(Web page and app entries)
- Opening Delimiter -

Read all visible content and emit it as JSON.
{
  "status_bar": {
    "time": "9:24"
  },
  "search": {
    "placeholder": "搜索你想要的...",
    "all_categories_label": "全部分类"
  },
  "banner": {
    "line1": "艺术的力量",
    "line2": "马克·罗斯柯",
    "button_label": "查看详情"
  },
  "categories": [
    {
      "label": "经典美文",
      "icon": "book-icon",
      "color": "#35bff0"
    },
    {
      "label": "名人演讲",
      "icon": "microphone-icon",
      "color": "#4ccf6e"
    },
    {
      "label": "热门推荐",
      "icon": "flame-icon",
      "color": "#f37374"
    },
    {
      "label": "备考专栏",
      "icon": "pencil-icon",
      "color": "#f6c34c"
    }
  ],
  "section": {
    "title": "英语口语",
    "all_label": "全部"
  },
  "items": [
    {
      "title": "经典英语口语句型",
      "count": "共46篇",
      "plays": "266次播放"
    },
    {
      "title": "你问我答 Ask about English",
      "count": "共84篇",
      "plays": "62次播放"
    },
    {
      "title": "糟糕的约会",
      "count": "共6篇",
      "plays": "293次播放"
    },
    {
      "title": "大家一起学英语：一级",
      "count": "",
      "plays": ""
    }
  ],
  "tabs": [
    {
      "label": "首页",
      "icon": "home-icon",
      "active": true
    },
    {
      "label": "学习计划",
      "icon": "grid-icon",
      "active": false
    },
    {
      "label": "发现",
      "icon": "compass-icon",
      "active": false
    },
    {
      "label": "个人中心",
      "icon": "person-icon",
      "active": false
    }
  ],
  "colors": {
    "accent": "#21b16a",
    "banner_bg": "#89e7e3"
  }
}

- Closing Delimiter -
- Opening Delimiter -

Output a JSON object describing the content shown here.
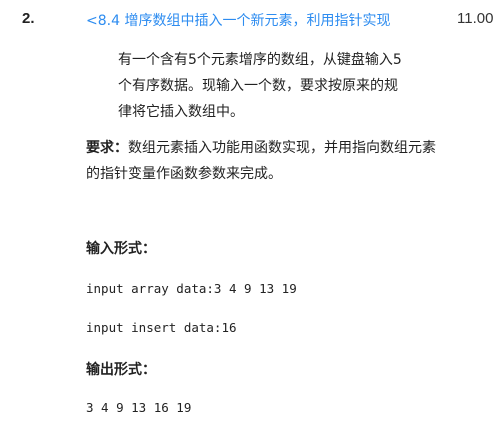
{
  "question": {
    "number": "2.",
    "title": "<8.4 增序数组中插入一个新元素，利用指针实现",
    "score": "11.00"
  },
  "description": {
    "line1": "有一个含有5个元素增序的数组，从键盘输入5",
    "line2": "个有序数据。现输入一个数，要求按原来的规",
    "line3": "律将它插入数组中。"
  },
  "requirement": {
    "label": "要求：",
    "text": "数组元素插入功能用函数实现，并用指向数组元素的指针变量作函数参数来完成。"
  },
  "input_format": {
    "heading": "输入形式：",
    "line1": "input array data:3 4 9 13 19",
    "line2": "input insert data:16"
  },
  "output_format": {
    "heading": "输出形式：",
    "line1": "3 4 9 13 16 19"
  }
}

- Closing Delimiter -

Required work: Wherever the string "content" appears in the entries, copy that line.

Problem solution:
Read all visible content and emit it as JSON.
Output a JSON object describing the content shown here.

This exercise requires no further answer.